Frank Gentile, Albert's son and regional manager, said the company sorts specialty items according to demand. When potato leaves arrive, Produce Junction will send them to the Wynnefield store, which has a base of customers from West Africa. The Egg Harbor store sees more Latino customers, so more cactus leaves and Thai hot peppers go there. Glenside has become popular for Caribbean shoppers, so staffers have learned that fresh callaloo sells well there. Root vegetables, the Gentiles have learned, as Jeantel did, draw a wide swath of nationalities.
Frank Gentile said customers are inspired by what they see on Pinterest and TV shows, and then come to the store with requests. John Stanton, a food marketing professor at St. Joseph's University, said there was an industry shift toward broadening a store's global mix, to entice both immigrants and U.S.-born customers, hoping to tackle a foodie recipe or revisit tastes they encountered while abroad.
That a shopper can come across dosekai, a type of cucumber popular in India, in a market aisle in the suburbs, is thanks to several trends at work. According to the Produce News, a trade publication, ports along the Delaware River in Philadelphia, Wilmington, and South Jersey have been welcoming a more varied range of fruits and vegetables.
This coincides with improved logistics, said Stanton.
Philadelphia, long a key port for Chilean produce, isn't just getting more types of fruit — the cargo is arriving faster and in better condition. Logistics firms have refined cold-chain processes, their systems for moving fruits and veggies while controlling for temperature. These advances have helped with the spread of now-ubiquitous avocados, but they also facilitate bringing pepino melons, an ingredient that fits in one's palm and tastes like a faintly sweet cucumber, to a dock in Philly before spoiling.
Frank Gentile said he could stock some items more consistently if he wasn't so focused on quality control.
"We don't want to give a bad representation of a fruit that's actually delicious but just hasn't traveled properly to America or wasn't harvested at the right time," he said. "So that can create a little bit of complications."
The sourcing process remains tricky, he noted, but he also spoke optimistically.
"As the demands grow for items, farmers start to lengthen their seasons," he continued. "So it has gotten easier as the stuff gets more popular."
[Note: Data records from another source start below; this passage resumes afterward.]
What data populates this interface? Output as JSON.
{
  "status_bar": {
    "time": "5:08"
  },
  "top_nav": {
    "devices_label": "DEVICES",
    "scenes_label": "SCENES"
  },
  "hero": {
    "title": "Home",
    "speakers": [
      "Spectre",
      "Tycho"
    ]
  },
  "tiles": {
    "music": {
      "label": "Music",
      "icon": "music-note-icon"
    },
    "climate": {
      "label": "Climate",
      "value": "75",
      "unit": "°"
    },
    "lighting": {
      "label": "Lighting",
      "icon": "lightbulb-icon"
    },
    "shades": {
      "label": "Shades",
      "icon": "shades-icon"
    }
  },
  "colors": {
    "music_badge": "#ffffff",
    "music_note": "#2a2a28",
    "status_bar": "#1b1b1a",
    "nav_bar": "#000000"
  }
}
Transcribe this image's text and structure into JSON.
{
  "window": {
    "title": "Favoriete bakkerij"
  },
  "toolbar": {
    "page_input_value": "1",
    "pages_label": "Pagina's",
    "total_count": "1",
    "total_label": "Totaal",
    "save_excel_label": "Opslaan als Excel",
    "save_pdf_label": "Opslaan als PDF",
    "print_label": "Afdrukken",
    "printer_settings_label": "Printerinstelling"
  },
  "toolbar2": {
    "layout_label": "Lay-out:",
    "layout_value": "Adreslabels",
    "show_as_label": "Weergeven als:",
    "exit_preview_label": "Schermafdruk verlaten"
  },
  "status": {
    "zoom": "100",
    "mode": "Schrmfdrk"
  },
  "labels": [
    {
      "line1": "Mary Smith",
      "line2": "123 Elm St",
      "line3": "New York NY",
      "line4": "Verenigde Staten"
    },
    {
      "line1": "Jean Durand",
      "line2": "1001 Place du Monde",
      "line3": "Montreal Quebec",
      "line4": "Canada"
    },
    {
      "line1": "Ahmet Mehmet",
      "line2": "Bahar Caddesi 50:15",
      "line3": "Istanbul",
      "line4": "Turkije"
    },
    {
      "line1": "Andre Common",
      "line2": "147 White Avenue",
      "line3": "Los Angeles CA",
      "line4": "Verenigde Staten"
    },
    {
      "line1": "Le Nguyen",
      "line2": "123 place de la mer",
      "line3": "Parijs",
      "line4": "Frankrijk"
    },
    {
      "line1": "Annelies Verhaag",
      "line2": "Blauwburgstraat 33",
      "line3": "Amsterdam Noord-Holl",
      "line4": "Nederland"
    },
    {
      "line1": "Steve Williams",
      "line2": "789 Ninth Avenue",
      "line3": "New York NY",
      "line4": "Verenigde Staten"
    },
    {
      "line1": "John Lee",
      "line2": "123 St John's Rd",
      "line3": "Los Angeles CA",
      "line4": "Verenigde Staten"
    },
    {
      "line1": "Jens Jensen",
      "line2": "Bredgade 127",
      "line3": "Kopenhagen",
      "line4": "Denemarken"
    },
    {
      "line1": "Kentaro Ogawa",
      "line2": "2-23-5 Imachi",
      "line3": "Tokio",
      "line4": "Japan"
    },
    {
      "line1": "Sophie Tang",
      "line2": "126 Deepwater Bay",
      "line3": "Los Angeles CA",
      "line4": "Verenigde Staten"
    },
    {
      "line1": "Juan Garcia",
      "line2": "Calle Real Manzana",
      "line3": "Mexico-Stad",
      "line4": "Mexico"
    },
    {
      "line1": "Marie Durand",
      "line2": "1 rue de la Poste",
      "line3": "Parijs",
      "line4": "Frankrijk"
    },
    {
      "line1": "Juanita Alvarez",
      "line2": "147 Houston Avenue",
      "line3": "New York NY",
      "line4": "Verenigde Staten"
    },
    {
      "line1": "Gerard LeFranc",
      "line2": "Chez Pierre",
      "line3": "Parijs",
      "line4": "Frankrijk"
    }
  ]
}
Stanton said investing in specialty produce is a tactic for attracting a "basket-size profit."
"You don't need to make money on every one of them; you need to get that person into the store," he said. "Even if they lose money on passion fruit … that customer becomes profitable, not necessarily the particular fruit."
Martha Castro, 28, an Ecuadorian from the city of Cuenca, makes the drive to Glenside from South Philly with family, more for the prices than the specialty stock. She was planning to fix arroz con pollo with salad. Area merchants have offerings that fit Mexican cooking more than Ecuadorian, she said, adding that she hasn't come across the beans sold in Cuenca.
Maureen Gordon, 55, also frequents Produce Junction — not so much for the specialty items, but for vegetables in general. Still, when the Mount Airy woman wants to make ackee and saltfish, the traditional dish of her native Jamaica, she likes to serve it with roasted breadfruit, a starchy ingredient that tastes like a sweet, soft roll. She used to buy it on trips to New York.
"I was surprised when I saw it here," Gordon explained, taking a break from examining the Scotch bonnet peppers, speaking not just of the store but of the region, "because I haven't seen it here before, you know?"